TASK DESCRIPTION: Would you please copy each line of the listing that mentions "subtitle"?

RECORDS:
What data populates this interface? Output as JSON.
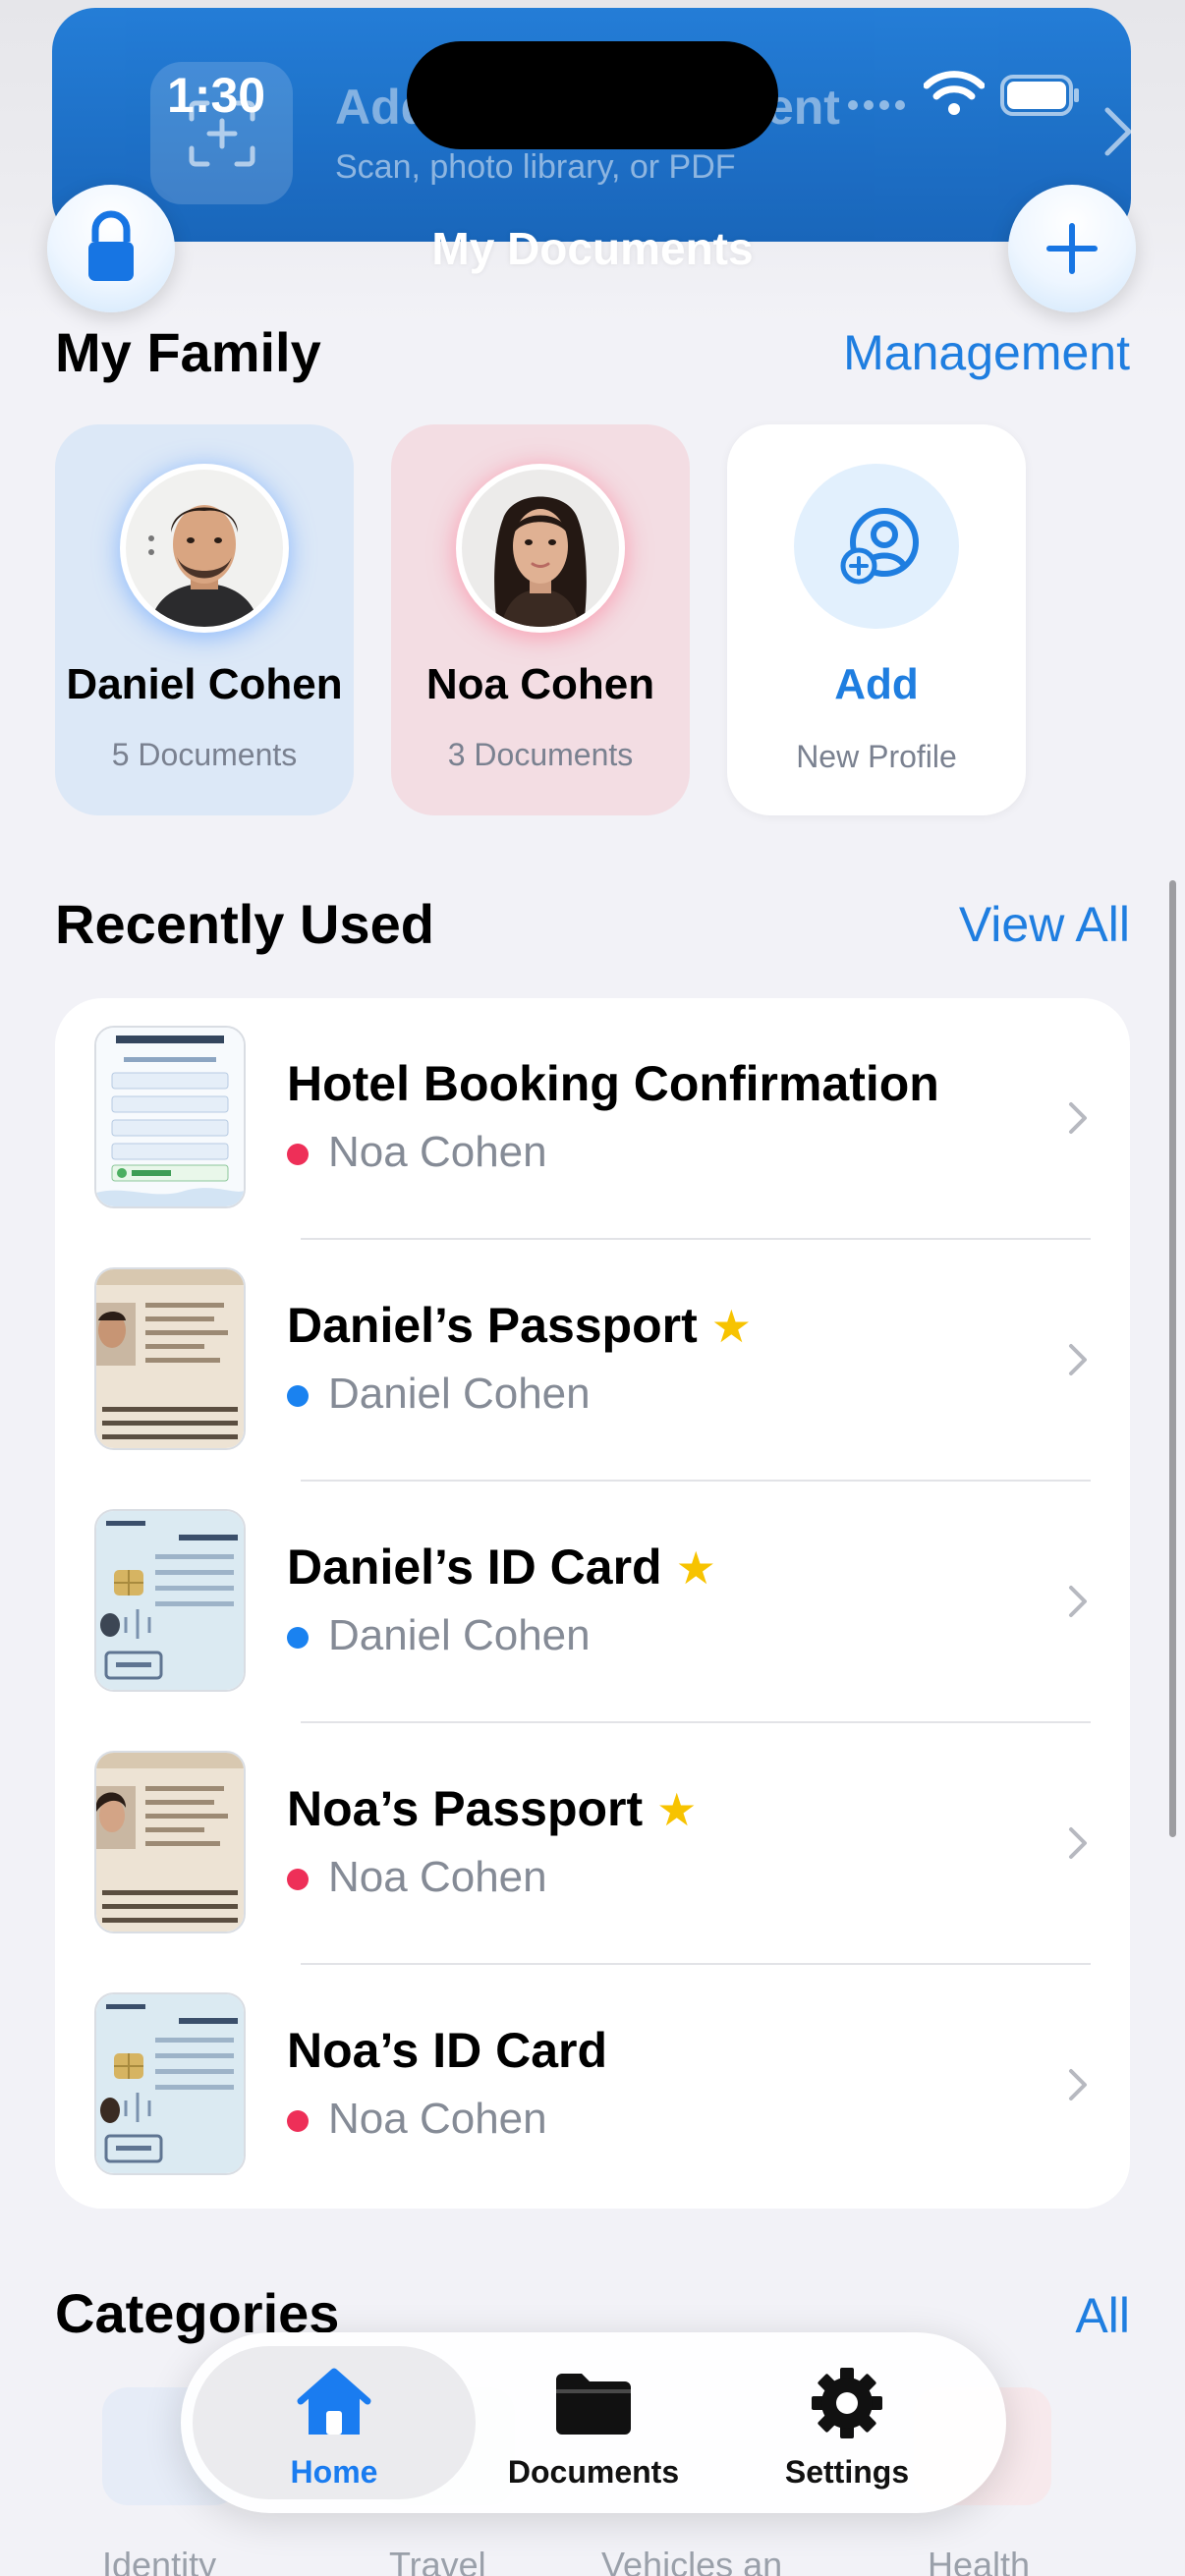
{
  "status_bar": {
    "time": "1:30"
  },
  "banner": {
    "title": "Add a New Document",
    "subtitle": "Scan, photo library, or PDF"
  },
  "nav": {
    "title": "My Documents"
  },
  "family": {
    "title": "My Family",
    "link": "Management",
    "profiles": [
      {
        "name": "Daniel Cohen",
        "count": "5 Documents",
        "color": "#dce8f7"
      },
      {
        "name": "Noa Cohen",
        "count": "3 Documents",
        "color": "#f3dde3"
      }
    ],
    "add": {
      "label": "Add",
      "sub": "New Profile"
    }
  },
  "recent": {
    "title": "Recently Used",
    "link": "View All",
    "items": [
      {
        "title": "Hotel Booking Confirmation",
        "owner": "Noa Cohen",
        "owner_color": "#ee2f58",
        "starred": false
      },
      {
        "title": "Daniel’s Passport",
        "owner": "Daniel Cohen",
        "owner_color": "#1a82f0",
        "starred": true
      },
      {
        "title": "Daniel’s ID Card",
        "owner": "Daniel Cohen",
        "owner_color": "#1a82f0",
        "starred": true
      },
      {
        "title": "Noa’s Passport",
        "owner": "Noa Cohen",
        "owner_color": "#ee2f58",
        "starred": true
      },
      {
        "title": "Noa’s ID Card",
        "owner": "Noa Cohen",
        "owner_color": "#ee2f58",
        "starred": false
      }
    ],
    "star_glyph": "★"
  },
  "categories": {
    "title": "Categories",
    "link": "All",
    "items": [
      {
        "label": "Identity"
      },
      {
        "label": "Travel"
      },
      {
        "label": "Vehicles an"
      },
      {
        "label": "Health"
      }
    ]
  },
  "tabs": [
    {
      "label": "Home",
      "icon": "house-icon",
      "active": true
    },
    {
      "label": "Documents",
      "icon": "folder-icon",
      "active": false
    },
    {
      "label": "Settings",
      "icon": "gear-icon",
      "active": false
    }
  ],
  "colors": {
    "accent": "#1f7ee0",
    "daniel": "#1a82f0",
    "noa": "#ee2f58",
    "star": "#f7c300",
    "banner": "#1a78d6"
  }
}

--

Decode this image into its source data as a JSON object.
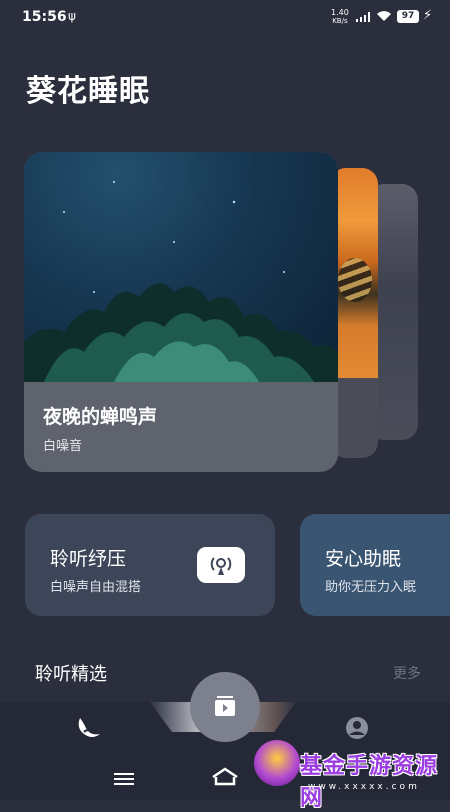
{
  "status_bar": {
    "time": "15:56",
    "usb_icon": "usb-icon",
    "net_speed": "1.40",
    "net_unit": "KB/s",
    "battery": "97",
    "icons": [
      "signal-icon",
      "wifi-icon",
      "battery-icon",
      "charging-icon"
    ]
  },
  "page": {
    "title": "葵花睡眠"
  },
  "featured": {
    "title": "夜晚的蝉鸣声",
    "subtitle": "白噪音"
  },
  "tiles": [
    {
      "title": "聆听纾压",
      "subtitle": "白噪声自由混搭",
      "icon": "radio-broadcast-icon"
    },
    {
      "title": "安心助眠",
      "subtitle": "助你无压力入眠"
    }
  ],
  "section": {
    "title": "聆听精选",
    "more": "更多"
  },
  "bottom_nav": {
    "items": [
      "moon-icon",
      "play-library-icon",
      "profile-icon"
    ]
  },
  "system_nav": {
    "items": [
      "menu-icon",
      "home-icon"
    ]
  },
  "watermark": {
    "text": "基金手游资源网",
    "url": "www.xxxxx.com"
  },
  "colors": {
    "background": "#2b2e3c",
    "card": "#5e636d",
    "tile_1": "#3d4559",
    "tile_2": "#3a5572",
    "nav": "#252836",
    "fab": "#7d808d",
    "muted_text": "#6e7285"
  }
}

SOLUTION FOR THIS EXERCISE:
    "subtitle": "Scan, photo library, or PDF"
    "subtitle": "白噪音"
      "subtitle": "白噪声自由混搭",
      "subtitle": "助你无压力入眠"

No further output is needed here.